=== Instructions for the task ===
All of the entries below are to be repeated word for word.

Content starts

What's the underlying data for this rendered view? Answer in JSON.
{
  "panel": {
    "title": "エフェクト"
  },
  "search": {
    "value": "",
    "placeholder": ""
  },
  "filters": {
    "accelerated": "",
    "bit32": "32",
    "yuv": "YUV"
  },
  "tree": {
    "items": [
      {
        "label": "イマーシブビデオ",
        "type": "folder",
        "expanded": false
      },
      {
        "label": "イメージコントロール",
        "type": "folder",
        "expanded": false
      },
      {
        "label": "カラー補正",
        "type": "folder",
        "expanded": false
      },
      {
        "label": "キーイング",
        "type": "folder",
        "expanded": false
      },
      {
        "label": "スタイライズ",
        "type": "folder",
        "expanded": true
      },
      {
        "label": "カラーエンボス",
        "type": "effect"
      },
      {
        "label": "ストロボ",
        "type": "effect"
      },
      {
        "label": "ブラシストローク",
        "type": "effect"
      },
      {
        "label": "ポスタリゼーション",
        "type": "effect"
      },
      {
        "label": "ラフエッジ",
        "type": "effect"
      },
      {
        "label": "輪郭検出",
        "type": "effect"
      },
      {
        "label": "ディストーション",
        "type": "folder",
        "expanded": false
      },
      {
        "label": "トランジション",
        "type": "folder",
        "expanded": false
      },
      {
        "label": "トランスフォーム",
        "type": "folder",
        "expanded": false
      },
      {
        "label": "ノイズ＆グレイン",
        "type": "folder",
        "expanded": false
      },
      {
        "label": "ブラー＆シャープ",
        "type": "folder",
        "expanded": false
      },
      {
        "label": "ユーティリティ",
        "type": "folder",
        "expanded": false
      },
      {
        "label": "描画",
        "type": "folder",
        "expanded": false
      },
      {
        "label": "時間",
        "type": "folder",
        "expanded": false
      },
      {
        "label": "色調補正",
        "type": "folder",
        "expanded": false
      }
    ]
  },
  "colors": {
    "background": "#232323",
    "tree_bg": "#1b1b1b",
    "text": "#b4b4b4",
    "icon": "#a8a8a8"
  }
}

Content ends

=== Result below ===
What's the underlying data for this rendered view? Answer in JSON.
{
  "panel": {
    "title": "エフェクト"
  },
  "search": {
    "value": "",
    "placeholder": ""
  },
  "filters": {
    "accelerated": "",
    "bit32": "32",
    "yuv": "YUV"
  },
  "tree": {
    "items": [
      {
        "label": "イマーシブビデオ",
        "type": "folder",
        "expanded": false
      },
      {
        "label": "イメージコントロール",
        "type": "folder",
        "expanded": false
      },
      {
        "label": "カラー補正",
        "type": "folder",
        "expanded": false
      },
      {
        "label": "キーイング",
        "type": "folder",
        "expanded": false
      },
      {
        "label": "スタイライズ",
        "type": "folder",
        "expanded": true
      },
      {
        "label": "カラーエンボス",
        "type": "effect"
      },
      {
        "label": "ストロボ",
        "type": "effect"
      },
      {
        "label": "ブラシストローク",
        "type": "effect"
      },
      {
        "label": "ポスタリゼーション",
        "type": "effect"
      },
      {
        "label": "ラフエッジ",
        "type": "effect"
      },
      {
        "label": "輪郭検出",
        "type": "effect"
      },
      {
        "label": "ディストーション",
        "type": "folder",
        "expanded": false
      },
      {
        "label": "トランジション",
        "type": "folder",
        "expanded": false
      },
      {
        "label": "トランスフォーム",
        "type": "folder",
        "expanded": false
      },
      {
        "label": "ノイズ＆グレイン",
        "type": "folder",
        "expanded": false
      },
      {
        "label": "ブラー＆シャープ",
        "type": "folder",
        "expanded": false
      },
      {
        "label": "ユーティリティ",
        "type": "folder",
        "expanded": false
      },
      {
        "label": "描画",
        "type": "folder",
        "expanded": false
      },
      {
        "label": "時間",
        "type": "folder",
        "expanded": false
      },
      {
        "label": "色調補正",
        "type": "folder",
        "expanded": false
      }
    ]
  },
  "colors": {
    "background": "#232323",
    "tree_bg": "#1b1b1b",
    "text": "#b4b4b4",
    "icon": "#a8a8a8"
  }
}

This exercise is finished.